Mon, 14 May 2012 09:50

Emma Kingdon, consultant, Corporate and Commercial practice and Andrew Lewis, senior associate, Tax practice at Cliffe Dekker Hofmeyr, have written the following opinion piece: A new incentive for filmmaking was introduced in January this year with the coming into force of section 12O of the Income Tax Act, No 58 of 1962, which provides an attractive tax exemption for filmmakers in respect of all income tax on film profits for a 10-year period commencing on the date of completion of the film.

When this provision was first released in June 2011 for public comment, the National Treasury proposed scrapping the controversial and awkward tax allowance provided by section 24F of the Income Tax Act, which it declared as a ‘deadweight loss’, not only because it had failed to provide any incentive for the production of films in South Africa, but also because its complex provisions ‘created fertile ground’ for tax schemes as opposed to genuine film productions. The proposed effective date of the scrapping was 1 January 2012.

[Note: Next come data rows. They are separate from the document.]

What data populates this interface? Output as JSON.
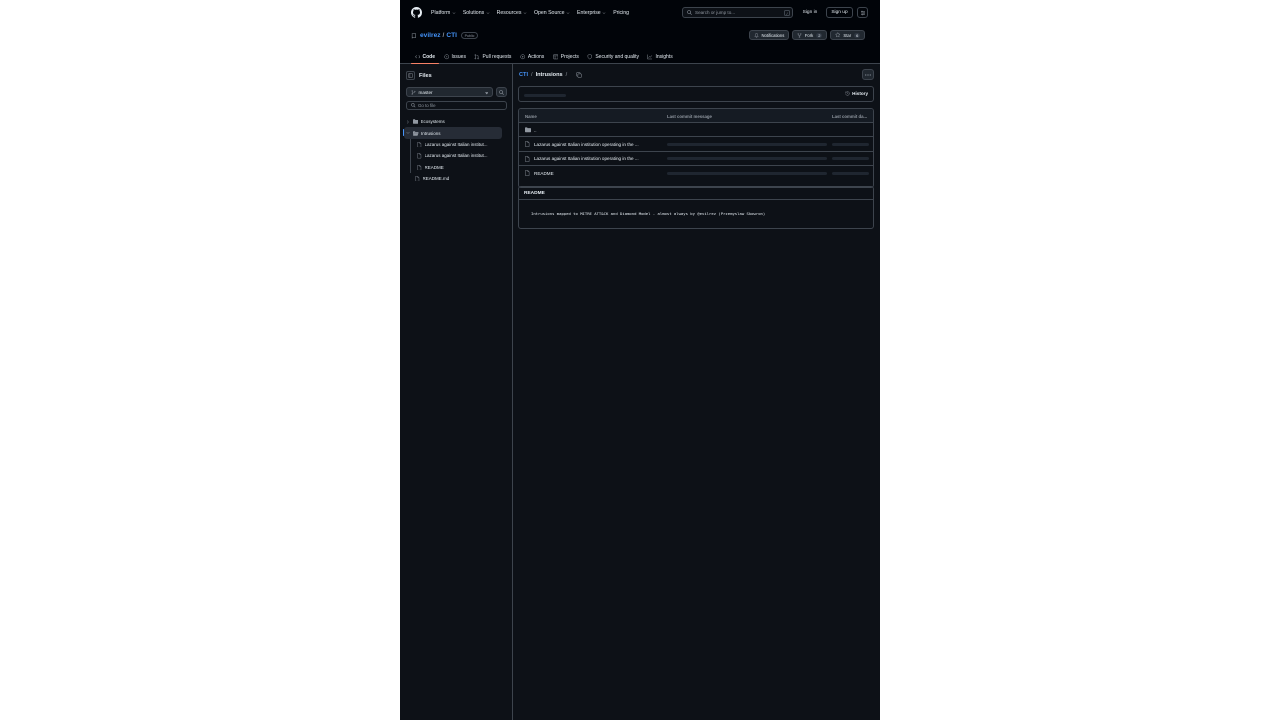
{
  "header": {
    "nav": [
      {
        "label": "Platform",
        "has_menu": true
      },
      {
        "label": "Solutions",
        "has_menu": true
      },
      {
        "label": "Resources",
        "has_menu": true
      },
      {
        "label": "Open Source",
        "has_menu": true
      },
      {
        "label": "Enterprise",
        "has_menu": true
      },
      {
        "label": "Pricing",
        "has_menu": false
      }
    ],
    "search_placeholder": "Search or jump to...",
    "search_shortcut": "/",
    "sign_in": "Sign in",
    "sign_up": "Sign up"
  },
  "repo": {
    "owner": "evilrez",
    "separator": "/",
    "name": "CTI",
    "visibility": "Public",
    "notifications_label": "Notifications",
    "fork_label": "Fork",
    "fork_count": "2",
    "star_label": "Star",
    "star_count": "6",
    "tabs": [
      {
        "label": "Code",
        "icon": "code-icon",
        "active": true
      },
      {
        "label": "Issues",
        "icon": "issue-icon",
        "active": false
      },
      {
        "label": "Pull requests",
        "icon": "pull-request-icon",
        "active": false
      },
      {
        "label": "Actions",
        "icon": "play-icon",
        "active": false
      },
      {
        "label": "Projects",
        "icon": "table-icon",
        "active": false
      },
      {
        "label": "Security and quality",
        "icon": "shield-icon",
        "active": false
      },
      {
        "label": "Insights",
        "icon": "graph-icon",
        "active": false
      }
    ]
  },
  "sidebar": {
    "title": "Files",
    "branch": "master",
    "goto_placeholder": "Go to file",
    "tree": [
      {
        "label": "Ecosystems",
        "type": "folder",
        "depth": 0,
        "expanded": false,
        "selected": false
      },
      {
        "label": "Intrusions",
        "type": "folder",
        "depth": 0,
        "expanded": true,
        "selected": true
      },
      {
        "label": "Lazarus against Italian institut...",
        "type": "file",
        "depth": 1,
        "selected": false
      },
      {
        "label": "Lazarus against Italian institut...",
        "type": "file",
        "depth": 1,
        "selected": false
      },
      {
        "label": "README",
        "type": "file",
        "depth": 1,
        "selected": false
      },
      {
        "label": "README.md",
        "type": "file",
        "depth": 0,
        "selected": false
      }
    ]
  },
  "main": {
    "breadcrumb_root": "CTI",
    "breadcrumb_sep": "/",
    "breadcrumb_current": "Intrusions",
    "breadcrumb_trail": "/",
    "history_label": "History",
    "columns": {
      "name": "Name",
      "message": "Last commit message",
      "date": "Last commit da..."
    },
    "rows": [
      {
        "name": "..",
        "type": "parent"
      },
      {
        "name": "Lazarus against Italian institution operating in the ...",
        "type": "file"
      },
      {
        "name": "Lazarus against Italian institution operating in the ...",
        "type": "file"
      },
      {
        "name": "README",
        "type": "file"
      }
    ],
    "readme_title": "README",
    "readme_text": "Intrusions mapped to MITRE ATT&CK and Diamond Model - almost always by @evilrez (Przemyslaw Skowron)"
  },
  "colors": {
    "page_bg": "#0d1117",
    "header_bg": "#010409",
    "accent_link": "#4493f8",
    "active_tab_underline": "#f78166",
    "border": "#3d444d",
    "muted_text": "#9198a1"
  }
}
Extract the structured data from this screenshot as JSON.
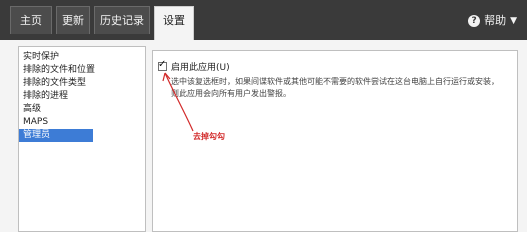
{
  "tabs": [
    {
      "label": "主页"
    },
    {
      "label": "更新"
    },
    {
      "label": "历史记录"
    },
    {
      "label": "设置",
      "active": true
    }
  ],
  "help": {
    "label": "帮助"
  },
  "sidebar": {
    "items": [
      {
        "label": "实时保护"
      },
      {
        "label": "排除的文件和位置"
      },
      {
        "label": "排除的文件类型"
      },
      {
        "label": "排除的进程"
      },
      {
        "label": "高级"
      },
      {
        "label": "MAPS"
      },
      {
        "label": "管理员",
        "selected": true
      }
    ]
  },
  "main": {
    "checkbox_label": "启用此应用(U)",
    "checkbox_checked": true,
    "description": "选中该复选框时，如果间谍软件或其他可能不需要的软件尝试在这台电脑上自行运行或安装，则此应用会向所有用户发出警报。",
    "annotation": "去掉勾勾",
    "annotation_color": "#d22a2a"
  },
  "colors": {
    "topbar": "#3a3a3a",
    "selected": "#3d7cd6"
  }
}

However, while welcoming the new section 12O, the public commented that to eradicate the section 24F film allowance altogether would be unfair and overly harsh in a number of respects.

First, investors who had already invested in films on the understanding that the current section 24F allowance would apply but had yet to claim the benefit, would lose out. Treasury accepted this concern and instead of scrapping section 24F, it amended it so that films which commenced principal photography before 1 January 2012 will remain under the ambit of section 24F, in respect of expenditure incurred before 1 January 2013.  Films which commence principal photography after 1 January 2012 will fall under the new regime.

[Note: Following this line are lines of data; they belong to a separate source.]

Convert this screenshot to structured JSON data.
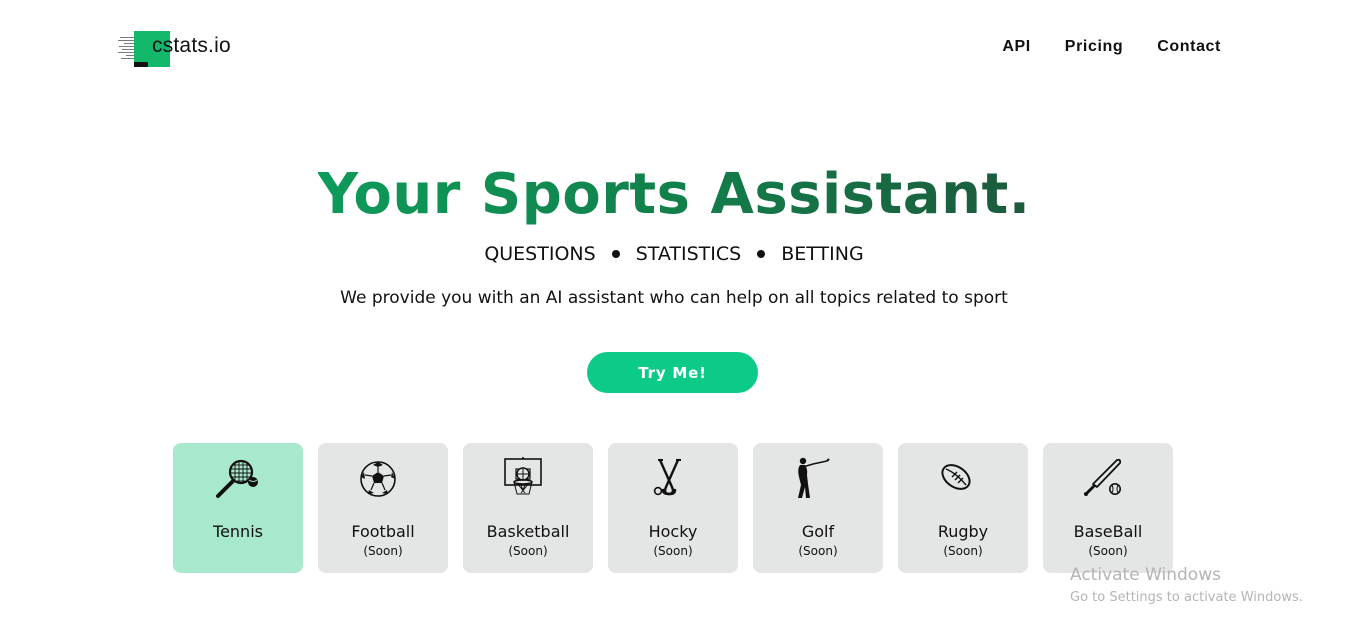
{
  "header": {
    "logo_text": "cstats.io",
    "nav": [
      "API",
      "Pricing",
      "Contact"
    ]
  },
  "hero": {
    "title": "Your Sports Assistant.",
    "tags": [
      "QUESTIONS",
      "STATISTICS",
      "BETTING"
    ],
    "description": "We provide you with an AI assistant who can help on all topics related to sport",
    "cta_label": "Try Me!"
  },
  "sports": [
    {
      "name": "Tennis",
      "status": "",
      "icon": "tennis-racket-icon",
      "active": true
    },
    {
      "name": "Football",
      "status": "(Soon)",
      "icon": "soccer-ball-icon",
      "active": false
    },
    {
      "name": "Basketball",
      "status": "(Soon)",
      "icon": "basketball-hoop-icon",
      "active": false
    },
    {
      "name": "Hocky",
      "status": "(Soon)",
      "icon": "hockey-sticks-icon",
      "active": false
    },
    {
      "name": "Golf",
      "status": "(Soon)",
      "icon": "golfer-icon",
      "active": false
    },
    {
      "name": "Rugby",
      "status": "(Soon)",
      "icon": "rugby-ball-icon",
      "active": false
    },
    {
      "name": "BaseBall",
      "status": "(Soon)",
      "icon": "baseball-bat-icon",
      "active": false
    }
  ],
  "watermark": {
    "title": "Activate Windows",
    "subtitle": "Go to Settings to activate Windows."
  },
  "colors": {
    "brand_green": "#14b86a",
    "cta": "#0ccb88",
    "active_card": "#a8e8cc",
    "card": "#e3e6e5"
  }
}
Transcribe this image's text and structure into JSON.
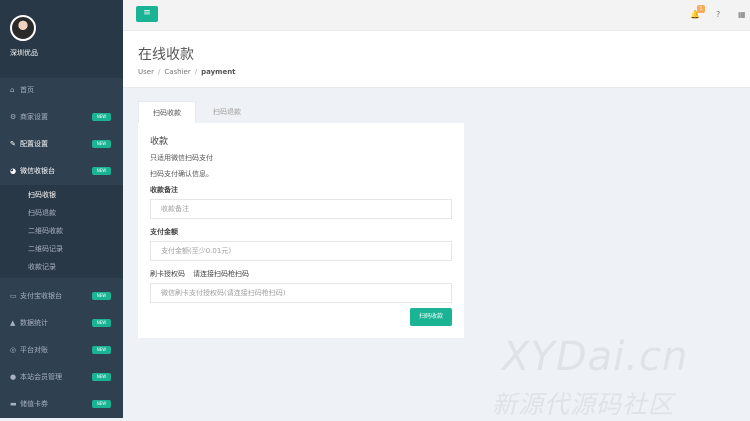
{
  "profile": {
    "name": "深圳优品"
  },
  "nav": {
    "items": [
      {
        "icon": "home-icon",
        "glyph": "⌂",
        "label": "首页",
        "badge": ""
      },
      {
        "icon": "cogs-icon",
        "glyph": "⚙",
        "label": "商家设置",
        "badge": "NEW"
      },
      {
        "icon": "wrench-icon",
        "glyph": "✎",
        "label": "配置设置",
        "badge": "NEW"
      },
      {
        "icon": "wechat-icon",
        "glyph": "◕",
        "label": "微信收银台",
        "badge": "NEW"
      },
      {
        "icon": "laptop-icon",
        "glyph": "▭",
        "label": "支付宝收银台",
        "badge": "NEW"
      },
      {
        "icon": "chart-icon",
        "glyph": "▲",
        "label": "数据统计",
        "badge": "NEW"
      },
      {
        "icon": "globe-icon",
        "glyph": "◎",
        "label": "平台对账",
        "badge": "NEW"
      },
      {
        "icon": "user-icon",
        "glyph": "●",
        "label": "本站会员管理",
        "badge": "NEW"
      },
      {
        "icon": "card-icon",
        "glyph": "▬",
        "label": "储值卡券",
        "badge": "NEW"
      }
    ],
    "sub": [
      "扫码收银",
      "扫码退款",
      "二维码收款",
      "二维码记录",
      "收款记录"
    ]
  },
  "topbar": {
    "menu_glyph": "≡",
    "notify_count": "1"
  },
  "header": {
    "title": "在线收款",
    "crumbs": [
      "User",
      "Cashier",
      "payment"
    ]
  },
  "tabs": [
    "扫码收款",
    "扫码退款"
  ],
  "form": {
    "section_title": "收款",
    "desc1": "只适用微信扫码支付",
    "desc2": "扫码支付确认信息。",
    "remark_label": "收款备注",
    "remark_placeholder": "收款备注",
    "amount_label": "支付金额",
    "amount_placeholder": "支付金额(至少0.01元)",
    "authcode_label": "刷卡授权码",
    "authcode_hint": "请连接扫码枪扫码",
    "authcode_placeholder": "微信刷卡支付授权码(请连接扫码枪扫码)",
    "submit_label": "扫码收款"
  },
  "watermark": {
    "line1": "XYDai.cn",
    "line2": "新源代源码社区"
  },
  "colors": {
    "sidebar": "#2f4050",
    "accent": "#1ab394",
    "notify": "#f8ac59"
  }
}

The other concern dealt with by Treasury was that film investors should not be denied the ability to deduct from taxable income the total loss they make in respect of qualifying films.  Treasury acknowledged this point and introduced limited protection in the form of a deduction from income of the net loss associated with acquiring the exploitation rights (being the rights to use or give permission to use the film) in a qualifying film after a period of two years has elapsed from completion of production.  However, no loss can be claimed if the loss stems from borrowed funds, as the relief is intended only to benefit those who are “at risk”. Furthermore, if use is made of this deduction, no exemption can be claimed on income in respect of those exploitation rights thereafter.

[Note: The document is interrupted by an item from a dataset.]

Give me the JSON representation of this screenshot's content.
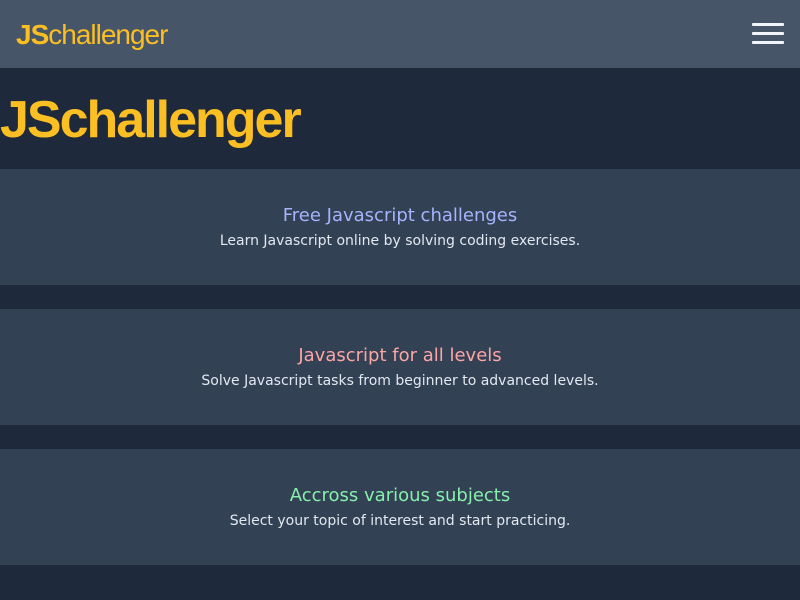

The new regime has the intention of providing a proper enticement to filmmakers to produce South African content, by exempting from income tax all gains made from the performance of a qualifying film. (Gains made from guaranteed payments, such as minimum guarantees paid by distributors irrespective of performance of the production are not exempt from income tax.) Accordingly, to qualify for the benefits under section 12O the production must have been approved as a domestic production (in terms of a scorecard yet to be released) or a co-production (in terms of one of the approved co-production treaties) by the National Film and Video Foundation.

The production must also qualify as a feature film, documentary (or documentary series) or animation in terms of the Department of Trade and Industry’s guidelines for the South African Film and Television Production and Co-production Incentive.  This means producers of short documentaries (other than those in large IMAX format), reality shows and short television series will not enjoy this exemption, which is unfortunate given the demand for such content on local television channels and the significant value to be found in format rights.

The new regime also seeks to promote the investment of risk capital, and therefore focuses on initial or pre-production investors. However, investors who come on board after commencement of production, but before completion of the film in order to address a budget shortfall, can claim the exemption as long as the funds they invested were not used to compensate pre-production investors.